• Exercise goal: Check every line of the entries below for the word "title", and copy the ones that have it.

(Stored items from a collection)
++++++
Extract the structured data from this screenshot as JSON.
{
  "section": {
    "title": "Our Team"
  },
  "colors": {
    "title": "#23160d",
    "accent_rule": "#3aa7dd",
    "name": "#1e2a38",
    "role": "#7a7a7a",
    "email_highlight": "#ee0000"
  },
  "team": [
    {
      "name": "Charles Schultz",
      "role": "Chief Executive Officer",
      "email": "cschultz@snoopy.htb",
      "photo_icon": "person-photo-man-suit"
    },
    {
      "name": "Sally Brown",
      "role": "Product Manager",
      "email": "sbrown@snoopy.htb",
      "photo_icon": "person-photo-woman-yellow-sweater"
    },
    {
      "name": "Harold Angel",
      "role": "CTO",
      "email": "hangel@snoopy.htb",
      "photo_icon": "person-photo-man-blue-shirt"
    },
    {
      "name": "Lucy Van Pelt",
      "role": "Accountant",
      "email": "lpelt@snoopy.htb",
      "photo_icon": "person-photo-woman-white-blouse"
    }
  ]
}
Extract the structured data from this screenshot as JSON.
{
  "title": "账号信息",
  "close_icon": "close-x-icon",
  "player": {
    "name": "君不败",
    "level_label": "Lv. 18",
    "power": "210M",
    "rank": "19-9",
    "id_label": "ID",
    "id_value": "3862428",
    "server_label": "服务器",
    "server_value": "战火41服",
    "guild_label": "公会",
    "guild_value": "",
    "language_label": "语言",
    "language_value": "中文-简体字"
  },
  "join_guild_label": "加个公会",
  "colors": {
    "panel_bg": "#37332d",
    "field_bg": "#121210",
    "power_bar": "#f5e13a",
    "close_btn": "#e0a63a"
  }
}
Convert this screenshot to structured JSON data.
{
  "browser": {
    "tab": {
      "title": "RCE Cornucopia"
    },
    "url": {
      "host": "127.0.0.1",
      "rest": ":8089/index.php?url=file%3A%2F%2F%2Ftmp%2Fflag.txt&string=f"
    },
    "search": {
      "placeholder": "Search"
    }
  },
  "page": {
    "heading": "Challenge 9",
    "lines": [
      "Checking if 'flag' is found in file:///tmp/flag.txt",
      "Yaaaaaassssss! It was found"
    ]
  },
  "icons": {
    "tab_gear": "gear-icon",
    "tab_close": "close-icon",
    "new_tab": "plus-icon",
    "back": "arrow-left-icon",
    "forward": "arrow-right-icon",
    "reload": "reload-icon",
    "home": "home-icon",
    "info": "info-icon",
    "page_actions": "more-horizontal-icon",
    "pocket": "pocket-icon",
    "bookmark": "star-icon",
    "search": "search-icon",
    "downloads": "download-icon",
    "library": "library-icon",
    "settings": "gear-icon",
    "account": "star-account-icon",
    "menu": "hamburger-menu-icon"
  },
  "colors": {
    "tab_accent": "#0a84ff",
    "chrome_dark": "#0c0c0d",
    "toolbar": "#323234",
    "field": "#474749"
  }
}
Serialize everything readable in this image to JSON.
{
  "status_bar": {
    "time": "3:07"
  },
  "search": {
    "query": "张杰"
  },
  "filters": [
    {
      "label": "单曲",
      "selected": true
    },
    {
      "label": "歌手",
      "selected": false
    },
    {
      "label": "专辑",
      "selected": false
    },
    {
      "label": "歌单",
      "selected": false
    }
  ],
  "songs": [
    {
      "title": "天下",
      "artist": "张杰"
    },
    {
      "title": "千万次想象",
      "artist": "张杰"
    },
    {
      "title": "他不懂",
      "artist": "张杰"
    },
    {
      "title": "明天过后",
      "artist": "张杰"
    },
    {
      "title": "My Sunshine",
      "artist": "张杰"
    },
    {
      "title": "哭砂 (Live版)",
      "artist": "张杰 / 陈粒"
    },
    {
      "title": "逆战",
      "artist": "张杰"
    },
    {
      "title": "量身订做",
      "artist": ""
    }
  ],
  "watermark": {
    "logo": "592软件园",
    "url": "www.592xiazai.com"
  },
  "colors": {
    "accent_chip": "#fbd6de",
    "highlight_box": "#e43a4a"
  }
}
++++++
• Result:
    "title": "Our Team"
    "title": "#23160d",
  "title": "账号信息",
      "title": "RCE Cornucopia"
      "title": "天下",
      "title": "千万次想象",
      "title": "他不懂",
      "title": "明天过后",
      "title": "My Sunshine",
      "title": "哭砂 (Live版)",
      "title": "逆战",
      "title": "量身订做",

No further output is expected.